22. There is yet another reason why the discretion cannot be exercised in favour of the transferee-appellants. Even if the High Court were to exercise its discretionary writ jurisdiciton in favour of the transferee-petitioners by directing payment of purchase money from the Central Government to the petitioners, the direction should be one binding on the transferor as well so that the Central Government, in its turn, could have recovered the amount from the transferor. Strangely enough the transferee-petitioners have not impleaded the transferor as party to the writ petition. As the amount left available with the Central Government was less than the amount of purchase money paid by the transferees to the transferor, if full amount of Rs.4,55,000/- was directed to be paid by the Central Government to the transferee-petitioners then a corresponding reduction was required to be made from the amount paid to the Indian Overseas Bank and/or the amount deposited in the Court honouring the garnishing order/order of attachment in favour of M/s. A. Chandrakant & Co.. Indian Overseas Bank and M/s. A.Chandrakant & Co. were also not joined as parties to the petition. The only persons impleaded as respondents before the High Court were the Union of India, the Appropriate Authority and the Commissioner of Income-tax. The special leave petition before this Court was also filed with the said three parties only impleaded as respondents. During the pendency of petition before this Court, on 25.1.1996 the transferor, the Bank and M/s A.Chandrakant & Co. were permitted to be impleaded as respondents. This was at too late a stage. They were noticed. But they have chosen not to appear.

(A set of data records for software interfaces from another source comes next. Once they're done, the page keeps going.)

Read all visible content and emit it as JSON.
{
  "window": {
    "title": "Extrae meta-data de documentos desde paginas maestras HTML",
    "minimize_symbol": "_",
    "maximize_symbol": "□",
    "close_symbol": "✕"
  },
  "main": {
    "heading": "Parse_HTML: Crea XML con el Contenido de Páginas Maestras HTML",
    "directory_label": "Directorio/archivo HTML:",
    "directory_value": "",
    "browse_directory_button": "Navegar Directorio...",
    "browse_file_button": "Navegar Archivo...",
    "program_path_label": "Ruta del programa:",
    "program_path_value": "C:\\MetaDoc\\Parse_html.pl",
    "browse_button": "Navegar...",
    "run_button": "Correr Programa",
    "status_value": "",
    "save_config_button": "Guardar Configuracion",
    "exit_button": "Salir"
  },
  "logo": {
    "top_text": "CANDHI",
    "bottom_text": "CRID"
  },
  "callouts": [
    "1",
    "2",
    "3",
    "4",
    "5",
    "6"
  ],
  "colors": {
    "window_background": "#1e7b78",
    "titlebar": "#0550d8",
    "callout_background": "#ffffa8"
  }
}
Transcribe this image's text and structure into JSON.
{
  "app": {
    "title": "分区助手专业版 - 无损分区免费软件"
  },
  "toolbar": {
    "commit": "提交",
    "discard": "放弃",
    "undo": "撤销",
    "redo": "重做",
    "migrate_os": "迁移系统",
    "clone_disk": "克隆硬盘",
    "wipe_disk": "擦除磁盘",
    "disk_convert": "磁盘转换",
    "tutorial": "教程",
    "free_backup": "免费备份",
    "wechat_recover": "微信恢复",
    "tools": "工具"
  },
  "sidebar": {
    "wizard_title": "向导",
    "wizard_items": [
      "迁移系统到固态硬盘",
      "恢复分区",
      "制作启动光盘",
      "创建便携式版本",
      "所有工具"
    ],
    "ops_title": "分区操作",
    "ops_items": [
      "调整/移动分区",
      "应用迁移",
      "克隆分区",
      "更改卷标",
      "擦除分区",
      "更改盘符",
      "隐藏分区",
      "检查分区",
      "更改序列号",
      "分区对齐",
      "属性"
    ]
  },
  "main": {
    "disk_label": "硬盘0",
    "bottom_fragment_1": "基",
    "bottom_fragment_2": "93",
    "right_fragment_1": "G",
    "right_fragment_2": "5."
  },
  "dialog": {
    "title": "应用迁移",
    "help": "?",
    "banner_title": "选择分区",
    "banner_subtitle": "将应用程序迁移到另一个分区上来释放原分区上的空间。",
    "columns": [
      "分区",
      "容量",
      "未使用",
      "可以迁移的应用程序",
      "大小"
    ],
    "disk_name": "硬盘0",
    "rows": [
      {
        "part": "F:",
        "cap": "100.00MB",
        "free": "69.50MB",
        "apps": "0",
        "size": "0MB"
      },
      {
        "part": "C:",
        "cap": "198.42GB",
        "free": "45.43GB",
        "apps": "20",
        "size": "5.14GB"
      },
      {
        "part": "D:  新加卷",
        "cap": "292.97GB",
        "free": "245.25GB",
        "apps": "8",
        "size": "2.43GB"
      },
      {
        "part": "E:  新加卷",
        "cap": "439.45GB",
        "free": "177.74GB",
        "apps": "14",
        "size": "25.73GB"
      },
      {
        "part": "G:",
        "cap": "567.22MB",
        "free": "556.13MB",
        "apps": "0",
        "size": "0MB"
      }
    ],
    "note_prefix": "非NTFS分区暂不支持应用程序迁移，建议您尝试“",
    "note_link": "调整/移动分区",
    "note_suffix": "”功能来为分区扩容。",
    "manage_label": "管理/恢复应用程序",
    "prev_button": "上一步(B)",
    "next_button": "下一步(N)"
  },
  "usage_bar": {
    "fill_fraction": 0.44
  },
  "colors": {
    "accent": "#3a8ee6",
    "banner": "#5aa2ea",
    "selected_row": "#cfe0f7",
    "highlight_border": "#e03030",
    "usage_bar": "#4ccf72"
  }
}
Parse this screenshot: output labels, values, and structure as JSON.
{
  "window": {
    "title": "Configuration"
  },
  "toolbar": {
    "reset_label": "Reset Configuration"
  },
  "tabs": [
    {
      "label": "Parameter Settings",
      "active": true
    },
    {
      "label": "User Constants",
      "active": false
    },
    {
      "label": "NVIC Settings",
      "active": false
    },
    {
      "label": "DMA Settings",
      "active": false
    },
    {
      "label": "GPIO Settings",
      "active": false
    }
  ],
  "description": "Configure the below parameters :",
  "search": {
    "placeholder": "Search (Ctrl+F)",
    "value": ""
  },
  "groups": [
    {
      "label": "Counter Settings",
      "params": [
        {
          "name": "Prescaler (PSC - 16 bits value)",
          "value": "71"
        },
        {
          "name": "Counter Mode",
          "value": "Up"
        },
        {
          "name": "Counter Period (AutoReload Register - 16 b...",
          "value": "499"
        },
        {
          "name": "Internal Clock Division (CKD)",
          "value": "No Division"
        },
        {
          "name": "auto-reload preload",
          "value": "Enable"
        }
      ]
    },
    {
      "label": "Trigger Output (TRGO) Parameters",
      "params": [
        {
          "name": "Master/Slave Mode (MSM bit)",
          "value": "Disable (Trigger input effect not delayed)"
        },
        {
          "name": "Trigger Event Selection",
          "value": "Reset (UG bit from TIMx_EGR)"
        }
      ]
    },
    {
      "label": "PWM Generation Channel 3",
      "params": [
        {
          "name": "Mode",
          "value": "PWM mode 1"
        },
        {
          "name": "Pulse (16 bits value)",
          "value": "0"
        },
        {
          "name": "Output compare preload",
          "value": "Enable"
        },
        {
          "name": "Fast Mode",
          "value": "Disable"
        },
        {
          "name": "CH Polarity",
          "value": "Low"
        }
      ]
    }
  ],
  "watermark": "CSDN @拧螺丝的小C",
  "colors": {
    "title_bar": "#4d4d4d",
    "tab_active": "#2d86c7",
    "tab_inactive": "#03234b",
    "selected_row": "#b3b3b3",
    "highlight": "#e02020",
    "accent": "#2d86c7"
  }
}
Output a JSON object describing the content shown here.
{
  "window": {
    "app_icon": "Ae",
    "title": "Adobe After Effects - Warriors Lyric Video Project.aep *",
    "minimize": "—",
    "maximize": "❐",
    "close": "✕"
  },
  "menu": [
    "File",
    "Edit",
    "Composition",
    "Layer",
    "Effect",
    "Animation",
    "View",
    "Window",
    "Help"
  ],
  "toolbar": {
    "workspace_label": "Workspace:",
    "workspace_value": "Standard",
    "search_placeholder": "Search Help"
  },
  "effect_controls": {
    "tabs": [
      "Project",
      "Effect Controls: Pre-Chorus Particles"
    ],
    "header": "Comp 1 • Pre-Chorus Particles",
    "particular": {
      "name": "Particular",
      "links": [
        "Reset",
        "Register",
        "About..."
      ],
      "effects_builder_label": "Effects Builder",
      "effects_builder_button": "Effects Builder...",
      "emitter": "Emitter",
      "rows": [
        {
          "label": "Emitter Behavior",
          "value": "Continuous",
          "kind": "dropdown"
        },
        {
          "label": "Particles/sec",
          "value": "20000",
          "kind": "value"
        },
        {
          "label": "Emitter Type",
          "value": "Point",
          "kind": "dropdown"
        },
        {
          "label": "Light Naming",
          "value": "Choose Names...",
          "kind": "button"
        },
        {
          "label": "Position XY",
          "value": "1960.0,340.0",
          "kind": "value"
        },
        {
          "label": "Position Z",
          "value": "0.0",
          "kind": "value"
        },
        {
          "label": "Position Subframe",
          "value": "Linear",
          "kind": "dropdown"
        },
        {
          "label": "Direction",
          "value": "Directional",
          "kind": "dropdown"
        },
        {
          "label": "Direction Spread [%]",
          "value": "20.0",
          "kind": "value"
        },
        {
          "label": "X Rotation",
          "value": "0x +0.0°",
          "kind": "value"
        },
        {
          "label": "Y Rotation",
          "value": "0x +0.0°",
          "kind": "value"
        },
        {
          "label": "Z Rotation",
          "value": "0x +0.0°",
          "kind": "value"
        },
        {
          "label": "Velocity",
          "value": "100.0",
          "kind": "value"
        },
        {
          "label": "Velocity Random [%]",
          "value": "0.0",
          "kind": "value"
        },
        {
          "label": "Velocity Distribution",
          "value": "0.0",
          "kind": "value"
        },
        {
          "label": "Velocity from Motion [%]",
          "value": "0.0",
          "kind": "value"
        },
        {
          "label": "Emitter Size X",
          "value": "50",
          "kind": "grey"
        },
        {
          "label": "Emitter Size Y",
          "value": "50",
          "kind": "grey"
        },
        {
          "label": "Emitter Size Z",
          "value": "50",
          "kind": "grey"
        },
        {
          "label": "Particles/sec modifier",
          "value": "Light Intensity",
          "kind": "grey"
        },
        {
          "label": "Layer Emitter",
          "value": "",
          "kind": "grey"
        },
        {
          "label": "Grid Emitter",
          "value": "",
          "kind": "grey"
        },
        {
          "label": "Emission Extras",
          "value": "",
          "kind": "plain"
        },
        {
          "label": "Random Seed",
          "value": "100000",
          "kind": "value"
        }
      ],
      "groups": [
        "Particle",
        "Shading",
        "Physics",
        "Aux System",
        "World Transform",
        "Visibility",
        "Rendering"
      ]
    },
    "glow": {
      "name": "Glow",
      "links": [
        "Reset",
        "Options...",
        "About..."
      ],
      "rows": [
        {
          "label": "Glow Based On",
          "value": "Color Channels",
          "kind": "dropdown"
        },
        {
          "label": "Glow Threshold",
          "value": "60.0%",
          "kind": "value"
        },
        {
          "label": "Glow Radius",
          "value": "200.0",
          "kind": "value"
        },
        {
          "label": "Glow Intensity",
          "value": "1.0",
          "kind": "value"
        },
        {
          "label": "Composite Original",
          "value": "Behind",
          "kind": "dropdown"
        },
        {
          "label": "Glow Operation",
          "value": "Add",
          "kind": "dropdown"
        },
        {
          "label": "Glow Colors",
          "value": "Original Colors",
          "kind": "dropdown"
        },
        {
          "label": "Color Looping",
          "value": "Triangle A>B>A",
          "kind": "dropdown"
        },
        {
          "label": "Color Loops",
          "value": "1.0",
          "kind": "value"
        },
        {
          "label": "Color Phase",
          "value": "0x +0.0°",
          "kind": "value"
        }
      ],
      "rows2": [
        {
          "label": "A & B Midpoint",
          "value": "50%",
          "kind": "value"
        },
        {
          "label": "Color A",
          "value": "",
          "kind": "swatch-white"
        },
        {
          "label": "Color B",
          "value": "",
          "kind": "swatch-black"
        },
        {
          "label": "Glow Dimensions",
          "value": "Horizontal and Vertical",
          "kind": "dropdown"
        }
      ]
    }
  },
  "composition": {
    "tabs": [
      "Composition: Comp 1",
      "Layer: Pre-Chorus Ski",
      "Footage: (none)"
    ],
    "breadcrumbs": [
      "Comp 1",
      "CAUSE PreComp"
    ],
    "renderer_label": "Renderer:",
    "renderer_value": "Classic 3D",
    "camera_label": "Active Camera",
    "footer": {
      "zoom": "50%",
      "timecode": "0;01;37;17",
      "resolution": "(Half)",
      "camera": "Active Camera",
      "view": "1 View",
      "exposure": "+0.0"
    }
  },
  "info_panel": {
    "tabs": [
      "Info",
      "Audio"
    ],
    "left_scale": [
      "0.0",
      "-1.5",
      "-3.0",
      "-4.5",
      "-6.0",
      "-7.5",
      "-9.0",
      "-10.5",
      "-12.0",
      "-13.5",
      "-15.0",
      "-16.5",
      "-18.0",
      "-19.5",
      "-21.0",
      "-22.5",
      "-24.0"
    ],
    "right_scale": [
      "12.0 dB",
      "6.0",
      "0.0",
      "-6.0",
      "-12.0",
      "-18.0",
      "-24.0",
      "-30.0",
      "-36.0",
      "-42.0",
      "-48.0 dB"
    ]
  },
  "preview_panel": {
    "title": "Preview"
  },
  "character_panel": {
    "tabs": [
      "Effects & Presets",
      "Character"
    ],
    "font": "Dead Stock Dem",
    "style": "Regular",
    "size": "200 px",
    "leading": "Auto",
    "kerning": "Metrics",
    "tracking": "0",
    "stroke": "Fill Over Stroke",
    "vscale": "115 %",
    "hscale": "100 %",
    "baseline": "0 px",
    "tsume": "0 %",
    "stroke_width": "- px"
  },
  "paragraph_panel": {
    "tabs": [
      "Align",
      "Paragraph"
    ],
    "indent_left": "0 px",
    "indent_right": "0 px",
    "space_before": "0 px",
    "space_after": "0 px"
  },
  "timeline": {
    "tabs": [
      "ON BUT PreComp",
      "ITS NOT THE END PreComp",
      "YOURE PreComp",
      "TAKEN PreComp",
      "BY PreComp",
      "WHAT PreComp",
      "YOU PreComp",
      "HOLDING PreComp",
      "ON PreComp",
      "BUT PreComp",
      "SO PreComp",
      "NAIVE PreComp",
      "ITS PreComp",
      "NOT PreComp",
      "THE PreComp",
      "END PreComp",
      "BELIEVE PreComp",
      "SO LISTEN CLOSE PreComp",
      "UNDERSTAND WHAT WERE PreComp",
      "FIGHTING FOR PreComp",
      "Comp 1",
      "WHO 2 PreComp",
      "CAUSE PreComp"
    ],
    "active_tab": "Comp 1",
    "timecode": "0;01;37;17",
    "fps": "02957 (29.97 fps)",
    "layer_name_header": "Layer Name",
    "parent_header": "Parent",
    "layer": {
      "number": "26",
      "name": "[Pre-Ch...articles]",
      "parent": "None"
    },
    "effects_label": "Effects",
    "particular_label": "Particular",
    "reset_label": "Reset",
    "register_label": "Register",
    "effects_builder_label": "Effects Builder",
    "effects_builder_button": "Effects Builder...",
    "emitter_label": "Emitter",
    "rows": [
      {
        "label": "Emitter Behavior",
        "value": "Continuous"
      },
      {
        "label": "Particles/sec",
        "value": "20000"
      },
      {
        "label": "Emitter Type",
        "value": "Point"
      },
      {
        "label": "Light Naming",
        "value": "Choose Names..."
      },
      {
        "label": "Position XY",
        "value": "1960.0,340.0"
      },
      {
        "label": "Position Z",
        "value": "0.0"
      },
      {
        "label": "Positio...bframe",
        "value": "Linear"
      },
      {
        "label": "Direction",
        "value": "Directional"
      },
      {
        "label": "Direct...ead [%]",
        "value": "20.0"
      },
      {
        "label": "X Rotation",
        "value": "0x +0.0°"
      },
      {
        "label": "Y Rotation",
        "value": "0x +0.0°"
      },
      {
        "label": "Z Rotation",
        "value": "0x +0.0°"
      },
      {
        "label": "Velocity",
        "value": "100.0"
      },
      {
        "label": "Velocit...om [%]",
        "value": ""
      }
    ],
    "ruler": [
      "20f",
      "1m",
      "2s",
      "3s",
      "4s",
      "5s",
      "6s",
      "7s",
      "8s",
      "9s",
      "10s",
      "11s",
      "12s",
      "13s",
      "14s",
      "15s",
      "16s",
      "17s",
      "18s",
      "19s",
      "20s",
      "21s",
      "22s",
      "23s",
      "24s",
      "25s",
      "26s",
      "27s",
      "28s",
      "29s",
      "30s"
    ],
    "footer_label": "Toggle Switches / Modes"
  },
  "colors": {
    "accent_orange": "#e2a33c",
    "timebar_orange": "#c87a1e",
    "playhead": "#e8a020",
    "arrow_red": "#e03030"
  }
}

23. For the foregoing reasons, we hold the transferee-petitioners not entitled to any relief in these proceedings. Needless to say they are still at liberty to have their remedy against the transferor and seek return of the money paid by them to the transferor under the agreement. The appeal is dismissed though without any order as to the costs in the facts and circumstances of the case.